She is also his chief confidante. He shares with her the details of his day – the rallies he marched in, the general mass assemblies of the local unions he has attended, and lately, about the Congress committee meetings and other legislative functions he goes to. “Siya naman kinukwento sa akin ang kakulitan ng mga apo namin,” he shares.
For a couple whose meeting and marriage are unusual at the least, Ka Bel and Ka Osang’s marriage is solid and loving. Proof of this is their 10 children, who, in turn, have given them 27 grandchildren. Oh, Osang says cheekily, there were times when Ka Bel was younger, he did a bit of fooling around, but he always returned to her. That was when the first three children were very young, and Ka Bel and Ka Osang had frequent quarrels (“Pero nagsisi naman siya – nag-kursillo sa simbahan, naging sakristan pa nga!”).
They don’t like going to movies – more often, they would just the two of them go to Bulacan and visit relatives. Every two years or so, they would travel to Albay.
Still very much like the 15-year old he rescued 48 years ago, Ka Osang becomes petulant when Ka Bel breaks his promises. “Minsan sobrang busy yan, di kami makapuntang Bulacan,” she scolds.

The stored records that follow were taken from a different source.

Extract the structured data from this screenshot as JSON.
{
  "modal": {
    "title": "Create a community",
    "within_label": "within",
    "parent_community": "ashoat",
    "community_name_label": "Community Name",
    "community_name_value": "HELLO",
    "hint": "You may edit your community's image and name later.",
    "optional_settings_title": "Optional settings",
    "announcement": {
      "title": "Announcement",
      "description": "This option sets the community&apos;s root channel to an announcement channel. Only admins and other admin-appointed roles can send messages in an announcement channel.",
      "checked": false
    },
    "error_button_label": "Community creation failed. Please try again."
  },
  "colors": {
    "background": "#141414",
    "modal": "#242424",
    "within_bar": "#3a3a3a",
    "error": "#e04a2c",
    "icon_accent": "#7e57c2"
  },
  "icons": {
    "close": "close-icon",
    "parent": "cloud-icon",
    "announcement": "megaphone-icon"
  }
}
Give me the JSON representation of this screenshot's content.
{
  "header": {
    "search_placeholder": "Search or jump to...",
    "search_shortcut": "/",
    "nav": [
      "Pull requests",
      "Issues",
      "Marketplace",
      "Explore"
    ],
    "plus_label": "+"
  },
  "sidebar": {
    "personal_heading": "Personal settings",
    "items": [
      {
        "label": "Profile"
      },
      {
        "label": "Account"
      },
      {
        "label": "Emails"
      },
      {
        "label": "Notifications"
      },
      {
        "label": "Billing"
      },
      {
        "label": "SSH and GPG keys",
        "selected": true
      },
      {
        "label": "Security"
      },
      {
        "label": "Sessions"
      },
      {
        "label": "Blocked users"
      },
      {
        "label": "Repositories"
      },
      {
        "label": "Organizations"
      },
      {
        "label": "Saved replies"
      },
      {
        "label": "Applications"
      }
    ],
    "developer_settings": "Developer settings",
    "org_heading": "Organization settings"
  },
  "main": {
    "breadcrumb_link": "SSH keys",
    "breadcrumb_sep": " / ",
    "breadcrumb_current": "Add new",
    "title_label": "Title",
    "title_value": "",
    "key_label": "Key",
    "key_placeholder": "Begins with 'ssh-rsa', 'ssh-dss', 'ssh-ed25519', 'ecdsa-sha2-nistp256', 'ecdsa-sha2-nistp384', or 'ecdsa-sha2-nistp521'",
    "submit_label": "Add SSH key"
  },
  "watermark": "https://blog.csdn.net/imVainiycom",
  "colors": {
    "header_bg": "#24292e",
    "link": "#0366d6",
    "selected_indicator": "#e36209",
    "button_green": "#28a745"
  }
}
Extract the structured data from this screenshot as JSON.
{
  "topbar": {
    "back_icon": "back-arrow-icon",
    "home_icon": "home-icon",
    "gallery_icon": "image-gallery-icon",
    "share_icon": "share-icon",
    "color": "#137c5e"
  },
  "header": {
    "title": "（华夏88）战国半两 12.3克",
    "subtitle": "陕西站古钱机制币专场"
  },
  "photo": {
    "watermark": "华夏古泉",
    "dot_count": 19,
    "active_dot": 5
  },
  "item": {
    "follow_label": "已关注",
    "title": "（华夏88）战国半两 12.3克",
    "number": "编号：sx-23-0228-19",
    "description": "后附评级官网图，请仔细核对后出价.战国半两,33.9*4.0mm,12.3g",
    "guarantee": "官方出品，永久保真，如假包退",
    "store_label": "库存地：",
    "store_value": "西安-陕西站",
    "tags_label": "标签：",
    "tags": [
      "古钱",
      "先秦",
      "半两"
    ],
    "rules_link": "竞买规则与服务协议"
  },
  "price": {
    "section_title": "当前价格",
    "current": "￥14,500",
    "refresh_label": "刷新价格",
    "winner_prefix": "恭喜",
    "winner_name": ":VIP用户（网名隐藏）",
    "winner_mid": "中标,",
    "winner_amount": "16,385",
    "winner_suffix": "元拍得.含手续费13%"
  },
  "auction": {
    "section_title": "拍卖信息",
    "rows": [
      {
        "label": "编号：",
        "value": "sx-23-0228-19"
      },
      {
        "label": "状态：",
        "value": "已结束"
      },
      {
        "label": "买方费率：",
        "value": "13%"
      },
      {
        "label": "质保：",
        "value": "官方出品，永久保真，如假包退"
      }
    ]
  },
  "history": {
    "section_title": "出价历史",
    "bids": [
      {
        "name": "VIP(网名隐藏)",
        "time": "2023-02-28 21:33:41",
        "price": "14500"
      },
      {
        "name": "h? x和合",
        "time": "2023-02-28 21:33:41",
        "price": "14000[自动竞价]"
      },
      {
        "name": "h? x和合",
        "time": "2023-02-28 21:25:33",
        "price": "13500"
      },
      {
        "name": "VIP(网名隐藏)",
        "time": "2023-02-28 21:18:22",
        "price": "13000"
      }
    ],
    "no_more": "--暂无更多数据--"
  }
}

“Pero naiintindihan ko din. Nami-miss ko lang naman siya. Marami kasi akong kahati sa kanya, ang mga manggagawa at ang sambayanan.” #